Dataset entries
-*-
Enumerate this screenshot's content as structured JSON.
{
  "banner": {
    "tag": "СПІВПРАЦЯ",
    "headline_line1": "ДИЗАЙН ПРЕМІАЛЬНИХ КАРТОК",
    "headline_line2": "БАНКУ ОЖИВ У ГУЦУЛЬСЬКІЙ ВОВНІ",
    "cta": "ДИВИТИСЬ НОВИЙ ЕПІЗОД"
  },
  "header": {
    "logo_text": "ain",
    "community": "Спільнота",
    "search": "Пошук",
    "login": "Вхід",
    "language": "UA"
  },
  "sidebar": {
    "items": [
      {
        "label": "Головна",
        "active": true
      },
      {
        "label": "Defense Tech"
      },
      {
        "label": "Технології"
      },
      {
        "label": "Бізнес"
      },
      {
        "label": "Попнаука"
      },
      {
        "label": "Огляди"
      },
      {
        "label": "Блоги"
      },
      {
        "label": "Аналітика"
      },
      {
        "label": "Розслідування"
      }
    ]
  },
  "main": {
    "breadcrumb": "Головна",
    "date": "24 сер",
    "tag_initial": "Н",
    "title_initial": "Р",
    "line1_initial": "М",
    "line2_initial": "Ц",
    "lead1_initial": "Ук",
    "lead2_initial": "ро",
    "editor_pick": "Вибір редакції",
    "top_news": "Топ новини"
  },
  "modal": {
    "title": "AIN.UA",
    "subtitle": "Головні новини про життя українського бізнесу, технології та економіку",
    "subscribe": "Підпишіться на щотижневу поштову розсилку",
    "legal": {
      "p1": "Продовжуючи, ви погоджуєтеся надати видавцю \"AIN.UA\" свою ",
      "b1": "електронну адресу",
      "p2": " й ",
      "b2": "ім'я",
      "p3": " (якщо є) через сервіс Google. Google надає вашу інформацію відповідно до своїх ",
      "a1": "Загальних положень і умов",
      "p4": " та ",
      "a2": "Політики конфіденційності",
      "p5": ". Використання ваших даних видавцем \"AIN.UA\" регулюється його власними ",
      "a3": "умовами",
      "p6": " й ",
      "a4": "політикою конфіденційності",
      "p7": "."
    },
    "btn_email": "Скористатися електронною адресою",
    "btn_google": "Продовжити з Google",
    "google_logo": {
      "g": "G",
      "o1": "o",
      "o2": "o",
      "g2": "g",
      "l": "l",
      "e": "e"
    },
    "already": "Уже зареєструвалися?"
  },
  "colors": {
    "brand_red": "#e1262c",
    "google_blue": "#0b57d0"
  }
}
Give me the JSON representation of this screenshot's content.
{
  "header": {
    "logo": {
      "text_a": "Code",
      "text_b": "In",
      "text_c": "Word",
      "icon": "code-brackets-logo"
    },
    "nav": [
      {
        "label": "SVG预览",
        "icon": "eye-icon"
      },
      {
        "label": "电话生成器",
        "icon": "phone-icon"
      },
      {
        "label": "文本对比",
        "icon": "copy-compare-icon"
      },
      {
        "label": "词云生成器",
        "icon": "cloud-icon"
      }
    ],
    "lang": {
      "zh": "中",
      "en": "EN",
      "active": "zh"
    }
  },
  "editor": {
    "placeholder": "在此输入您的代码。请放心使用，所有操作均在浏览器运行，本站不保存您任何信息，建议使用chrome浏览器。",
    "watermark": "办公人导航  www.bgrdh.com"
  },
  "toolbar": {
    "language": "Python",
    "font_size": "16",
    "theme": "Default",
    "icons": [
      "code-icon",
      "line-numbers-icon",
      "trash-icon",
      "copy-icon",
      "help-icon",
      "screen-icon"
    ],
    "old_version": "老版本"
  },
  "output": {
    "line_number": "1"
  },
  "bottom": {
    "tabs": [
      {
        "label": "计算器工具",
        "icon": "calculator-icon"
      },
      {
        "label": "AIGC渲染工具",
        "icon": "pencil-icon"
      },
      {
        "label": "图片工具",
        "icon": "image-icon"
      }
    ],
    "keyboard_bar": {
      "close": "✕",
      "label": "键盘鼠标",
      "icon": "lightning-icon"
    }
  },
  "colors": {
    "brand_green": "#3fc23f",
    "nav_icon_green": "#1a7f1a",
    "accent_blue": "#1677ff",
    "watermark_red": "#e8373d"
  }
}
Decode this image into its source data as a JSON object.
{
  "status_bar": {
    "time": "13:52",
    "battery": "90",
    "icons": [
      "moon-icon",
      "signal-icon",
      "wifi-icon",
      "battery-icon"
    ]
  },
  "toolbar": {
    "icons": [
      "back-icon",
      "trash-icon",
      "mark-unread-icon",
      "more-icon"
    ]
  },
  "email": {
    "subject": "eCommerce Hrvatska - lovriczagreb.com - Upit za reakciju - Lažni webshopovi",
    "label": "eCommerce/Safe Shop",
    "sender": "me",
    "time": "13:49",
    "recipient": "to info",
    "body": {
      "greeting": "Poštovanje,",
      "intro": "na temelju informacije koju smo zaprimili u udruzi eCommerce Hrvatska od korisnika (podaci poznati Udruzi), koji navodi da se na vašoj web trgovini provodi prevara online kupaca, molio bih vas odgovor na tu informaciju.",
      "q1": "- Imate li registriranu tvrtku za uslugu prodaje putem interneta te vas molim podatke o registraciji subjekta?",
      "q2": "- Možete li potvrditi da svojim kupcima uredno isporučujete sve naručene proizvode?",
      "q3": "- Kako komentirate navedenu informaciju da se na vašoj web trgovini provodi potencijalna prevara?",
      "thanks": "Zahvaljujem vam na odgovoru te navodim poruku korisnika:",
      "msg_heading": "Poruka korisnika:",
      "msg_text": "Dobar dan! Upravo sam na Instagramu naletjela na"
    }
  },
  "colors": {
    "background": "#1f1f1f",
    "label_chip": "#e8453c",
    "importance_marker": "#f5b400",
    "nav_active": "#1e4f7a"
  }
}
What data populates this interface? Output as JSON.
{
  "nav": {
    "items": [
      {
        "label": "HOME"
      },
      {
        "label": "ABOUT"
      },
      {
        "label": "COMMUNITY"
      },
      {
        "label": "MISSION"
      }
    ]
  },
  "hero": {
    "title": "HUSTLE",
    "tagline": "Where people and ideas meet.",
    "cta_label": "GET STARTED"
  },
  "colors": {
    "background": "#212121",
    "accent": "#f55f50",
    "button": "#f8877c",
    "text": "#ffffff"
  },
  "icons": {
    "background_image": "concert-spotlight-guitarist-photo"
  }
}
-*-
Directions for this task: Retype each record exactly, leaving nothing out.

Written response:
Enumerate this screenshot's content as structured JSON.
{
  "banner": {
    "tag": "СПІВПРАЦЯ",
    "headline_line1": "ДИЗАЙН ПРЕМІАЛЬНИХ КАРТОК",
    "headline_line2": "БАНКУ ОЖИВ У ГУЦУЛЬСЬКІЙ ВОВНІ",
    "cta": "ДИВИТИСЬ НОВИЙ ЕПІЗОД"
  },
  "header": {
    "logo_text": "ain",
    "community": "Спільнота",
    "search": "Пошук",
    "login": "Вхід",
    "language": "UA"
  },
  "sidebar": {
    "items": [
      {
        "label": "Головна",
        "active": true
      },
      {
        "label": "Defense Tech"
      },
      {
        "label": "Технології"
      },
      {
        "label": "Бізнес"
      },
      {
        "label": "Попнаука"
      },
      {
        "label": "Огляди"
      },
      {
        "label": "Блоги"
      },
      {
        "label": "Аналітика"
      },
      {
        "label": "Розслідування"
      }
    ]
  },
  "main": {
    "breadcrumb": "Головна",
    "date": "24 сер",
    "tag_initial": "Н",
    "title_initial": "Р",
    "line1_initial": "М",
    "line2_initial": "Ц",
    "lead1_initial": "Ук",
    "lead2_initial": "ро",
    "editor_pick": "Вибір редакції",
    "top_news": "Топ новини"
  },
  "modal": {
    "title": "AIN.UA",
    "subtitle": "Головні новини про життя українського бізнесу, технології та економіку",
    "subscribe": "Підпишіться на щотижневу поштову розсилку",
    "legal": {
      "p1": "Продовжуючи, ви погоджуєтеся надати видавцю \"AIN.UA\" свою ",
      "b1": "електронну адресу",
      "p2": " й ",
      "b2": "ім'я",
      "p3": " (якщо є) через сервіс Google. Google надає вашу інформацію відповідно до своїх ",
      "a1": "Загальних положень і умов",
      "p4": " та ",
      "a2": "Політики конфіденційності",
      "p5": ". Використання ваших даних видавцем \"AIN.UA\" регулюється його власними ",
      "a3": "умовами",
      "p6": " й ",
      "a4": "політикою конфіденційності",
      "p7": "."
    },
    "btn_email": "Скористатися електронною адресою",
    "btn_google": "Продовжити з Google",
    "google_logo": {
      "g": "G",
      "o1": "o",
      "o2": "o",
      "g2": "g",
      "l": "l",
      "e": "e"
    },
    "already": "Уже зареєструвалися?"
  },
  "colors": {
    "brand_red": "#e1262c",
    "google_blue": "#0b57d0"
  }
}
Give me the JSON representation of this screenshot's content.
{
  "header": {
    "logo": {
      "text_a": "Code",
      "text_b": "In",
      "text_c": "Word",
      "icon": "code-brackets-logo"
    },
    "nav": [
      {
        "label": "SVG预览",
        "icon": "eye-icon"
      },
      {
        "label": "电话生成器",
        "icon": "phone-icon"
      },
      {
        "label": "文本对比",
        "icon": "copy-compare-icon"
      },
      {
        "label": "词云生成器",
        "icon": "cloud-icon"
      }
    ],
    "lang": {
      "zh": "中",
      "en": "EN",
      "active": "zh"
    }
  },
  "editor": {
    "placeholder": "在此输入您的代码。请放心使用，所有操作均在浏览器运行，本站不保存您任何信息，建议使用chrome浏览器。",
    "watermark": "办公人导航  www.bgrdh.com"
  },
  "toolbar": {
    "language": "Python",
    "font_size": "16",
    "theme": "Default",
    "icons": [
      "code-icon",
      "line-numbers-icon",
      "trash-icon",
      "copy-icon",
      "help-icon",
      "screen-icon"
    ],
    "old_version": "老版本"
  },
  "output": {
    "line_number": "1"
  },
  "bottom": {
    "tabs": [
      {
        "label": "计算器工具",
        "icon": "calculator-icon"
      },
      {
        "label": "AIGC渲染工具",
        "icon": "pencil-icon"
      },
      {
        "label": "图片工具",
        "icon": "image-icon"
      }
    ],
    "keyboard_bar": {
      "close": "✕",
      "label": "键盘鼠标",
      "icon": "lightning-icon"
    }
  },
  "colors": {
    "brand_green": "#3fc23f",
    "nav_icon_green": "#1a7f1a",
    "accent_blue": "#1677ff",
    "watermark_red": "#e8373d"
  }
}
Decode this image into its source data as a JSON object.
{
  "status_bar": {
    "time": "13:52",
    "battery": "90",
    "icons": [
      "moon-icon",
      "signal-icon",
      "wifi-icon",
      "battery-icon"
    ]
  },
  "toolbar": {
    "icons": [
      "back-icon",
      "trash-icon",
      "mark-unread-icon",
      "more-icon"
    ]
  },
  "email": {
    "subject": "eCommerce Hrvatska - lovriczagreb.com - Upit za reakciju - Lažni webshopovi",
    "label": "eCommerce/Safe Shop",
    "sender": "me",
    "time": "13:49",
    "recipient": "to info",
    "body": {
      "greeting": "Poštovanje,",
      "intro": "na temelju informacije koju smo zaprimili u udruzi eCommerce Hrvatska od korisnika (podaci poznati Udruzi), koji navodi da se na vašoj web trgovini provodi prevara online kupaca, molio bih vas odgovor na tu informaciju.",
      "q1": "- Imate li registriranu tvrtku za uslugu prodaje putem interneta te vas molim podatke o registraciji subjekta?",
      "q2": "- Možete li potvrditi da svojim kupcima uredno isporučujete sve naručene proizvode?",
      "q3": "- Kako komentirate navedenu informaciju da se na vašoj web trgovini provodi potencijalna prevara?",
      "thanks": "Zahvaljujem vam na odgovoru te navodim poruku korisnika:",
      "msg_heading": "Poruka korisnika:",
      "msg_text": "Dobar dan! Upravo sam na Instagramu naletjela na"
    }
  },
  "colors": {
    "background": "#1f1f1f",
    "label_chip": "#e8453c",
    "importance_marker": "#f5b400",
    "nav_active": "#1e4f7a"
  }
}
What data populates this interface? Output as JSON.
{
  "nav": {
    "items": [
      {
        "label": "HOME"
      },
      {
        "label": "ABOUT"
      },
      {
        "label": "COMMUNITY"
      },
      {
        "label": "MISSION"
      }
    ]
  },
  "hero": {
    "title": "HUSTLE",
    "tagline": "Where people and ideas meet.",
    "cta_label": "GET STARTED"
  },
  "colors": {
    "background": "#212121",
    "accent": "#f55f50",
    "button": "#f8877c",
    "text": "#ffffff"
  },
  "icons": {
    "background_image": "concert-spotlight-guitarist-photo"
  }
}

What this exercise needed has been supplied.